We are trying to install CA PAM SC 14.1 Endpoint on Windows 2016. Installation completes, but seosd does not load
As stated in this link, CA PAM SC 14.1 endpoint is certified to run on Windows 2016. Likewise, according to the Compatibility Matrix for CA PIM 12.8 this OS is also supported in this version of the product (and 12.9 as well). Similar compatibility statements may be found for the rest of the product version.
However, when the product is installed with secure boot enabled, CA PIM/PAM SC drivers are not signed and the product fails to start properly.
Broadcom development is in the process of creating a Microsoft-signed set of drivers which will enable operation with Secure Boot enabled. As of June 2020 this process is still ongoing with no ETA for the release of a set of compatible drivers. Please follow up regularly with Broadcom Support and the Communities for the latest update on this topic.
This is also valid for support for Windows 2019, for which the product works as expected provided features such as Device Guard and Credential Guard requiring signed drivers are not enabled.
It may occur that even after disabling secure boot and trying to reinstall the product, CA PIM/PAM SC still fails to load. In this case please follow the instructions in the resolution section of the present technical document
CA PIM, PAM and PAM SC, all supported versions
CA PIM/PAM SC should work fine in Windows 2016 when secure boot mode and signing is turned off. This scenario is quite possible if the system was started in Secure boot mode due to which our drivers were forced into a passive state. If secure boot mode was turned off on the fly but the system was never rebooted, the drivers will still be marked in passive stated. Windows boot manager (that kicks-in before first phase of kernel load happens) blacklists the particular driver if it finds it to be "NO" signed. So even when the system is running there is no effect of switching off the secure mode.

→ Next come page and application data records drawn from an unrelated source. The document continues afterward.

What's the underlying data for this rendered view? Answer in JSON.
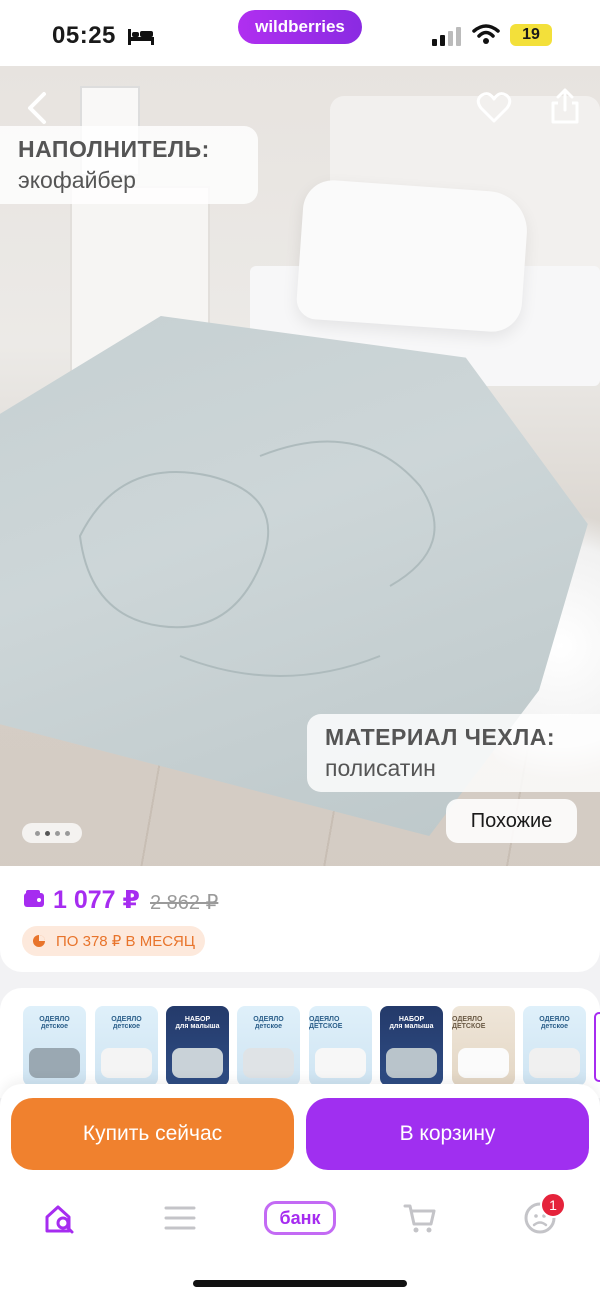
{
  "status_bar": {
    "time": "05:25",
    "app_name": "wildberries",
    "battery": "19"
  },
  "product": {
    "filler_title": "НАПОЛНИТЕЛЬ:",
    "filler_value": "экофайбер",
    "cover_title": "МАТЕРИАЛ ЧЕХЛА:",
    "cover_value": "полисатин",
    "similar_label": "Похожие",
    "gallery_pages": 4,
    "gallery_current": 2
  },
  "price": {
    "current": "1 077 ₽",
    "old": "2 862 ₽",
    "installment": "ПО 378 ₽ В МЕСЯЦ"
  },
  "thumbnails": [
    {
      "label": "ОДЕЯЛО",
      "sub": "детское",
      "style": "light"
    },
    {
      "label": "ОДЕЯЛО",
      "sub": "детское",
      "style": "light"
    },
    {
      "label": "НАБОР",
      "sub": "для малыша",
      "style": "dark"
    },
    {
      "label": "ОДЕЯЛО",
      "sub": "детское",
      "style": "light"
    },
    {
      "label": "ОДЕЯЛО ДЕТСКОЕ",
      "sub": "",
      "style": "light"
    },
    {
      "label": "НАБОР",
      "sub": "для малыша",
      "style": "dark"
    },
    {
      "label": "ОДЕЯЛО ДЕТСКОЕ",
      "sub": "",
      "style": "cream"
    },
    {
      "label": "ОДЕЯЛО",
      "sub": "детское",
      "style": "light"
    }
  ],
  "actions": {
    "buy_now": "Купить сейчас",
    "add_to_cart": "В корзину"
  },
  "tabbar": {
    "bank_label": "банк",
    "profile_badge": "1"
  },
  "colors": {
    "accent": "#a62cf0",
    "buy": "#f0812e",
    "cart": "#a02ff0",
    "installment": "#e8742b"
  }
}
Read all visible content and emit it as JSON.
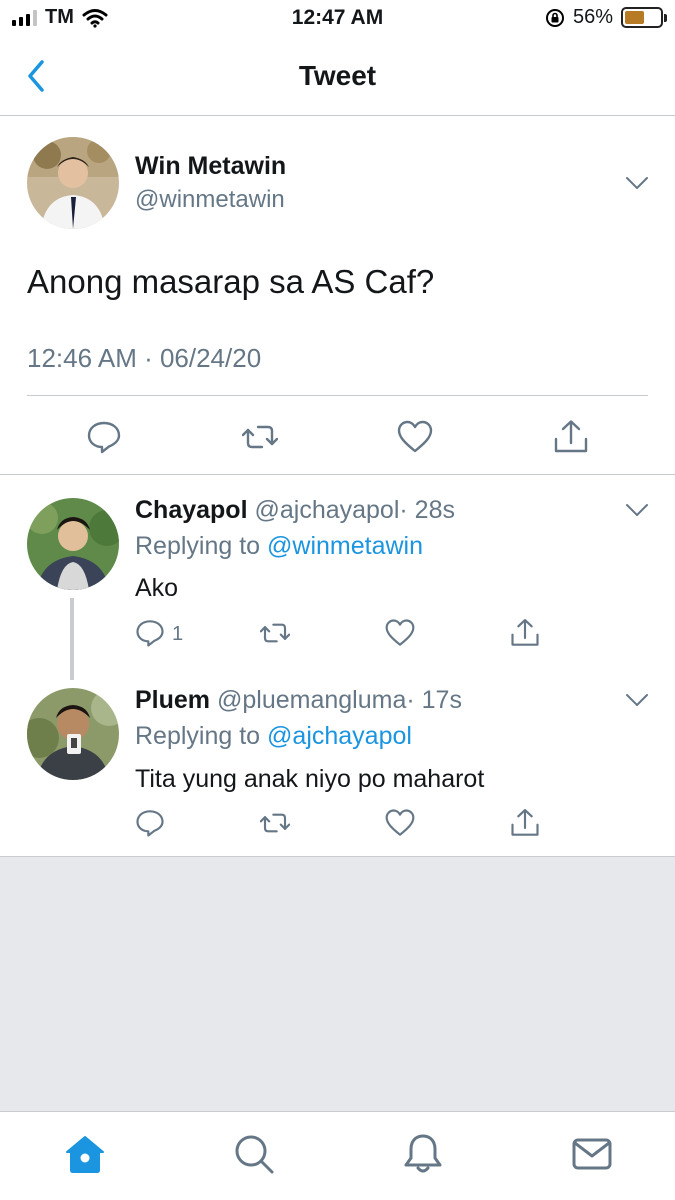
{
  "status_bar": {
    "carrier": "TM",
    "time": "12:47 AM",
    "battery_percent": "56%",
    "battery_level": 0.56,
    "battery_color": "#b77a25"
  },
  "nav": {
    "title": "Tweet",
    "back_icon": "chevron-left-icon"
  },
  "main_tweet": {
    "display_name": "Win Metawin",
    "handle": "@winmetawin",
    "text": "Anong masarap sa AS Caf?",
    "timestamp": "12:46 AM · 06/24/20"
  },
  "replies": [
    {
      "display_name": "Chayapol",
      "handle": "@ajchayapol",
      "time": "· 28s",
      "replying_prefix": "Replying to ",
      "replying_to": "@winmetawin",
      "text": "Ako",
      "reply_count": "1"
    },
    {
      "display_name": "Pluem",
      "handle": "@pluemangluma",
      "time": "· 17s",
      "replying_prefix": "Replying to ",
      "replying_to": "@ajchayapol",
      "text": "Tita yung anak niyo po maharot",
      "reply_count": ""
    }
  ],
  "tab_bar": {
    "tabs": [
      "home-icon",
      "search-icon",
      "notifications-icon",
      "messages-icon"
    ],
    "active": "home-icon"
  },
  "colors": {
    "accent": "#1b95e0",
    "secondary_text": "#657786",
    "divider": "#c8ccd0",
    "empty_background": "#e6e8eb"
  }
}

As a first step, services should be stopped and started. The following commands in a cmd window will perform this operation:
net stop seosdrv
net stop drveng
... to stop the drivers. And next:
net start drveng
net start seosdrv
...to start them back. Please make sure that the commands are run with elevated privileges.
If the above method doesn't work then probably the only option is to restart the system after making sure that secure boot is completely turned off. To make sure this is the case, open a Powershell prompt running with elevated admin privileges and run the following command:
PS C:\windows\system32> Confirm-SecureBootUEFI
That should come up as False. This is to confirm if secure boot is really disabled on this system at UEFI firmware level. Verify as well that the drveng.sys is not present as an installed service and that the drivers are not listed in the drivers database. UEFI secure boot is something fundamentally initiated at CPU core root trust, further handed to the UEFI firmware level, then to Microsoft windows boot loader and finally to Kernel phase 1 load.
To verify the status of the drivers please run the following commands from a command prompt running with elevated privileges:
sc qc DrvEng.sys
sc queryex DrvEng.sys
Those commands will tell us whether the drivers exist in the SCM database or not. If the endpoint drivers were not installed as boot service in the first place itself (we will see it because none will be present as a result of the previous commands, it will be necessary to reinstall the product once again after reboot. In short: make sure UEFI secure boot is disabled, restart system and reinstall the endpoint software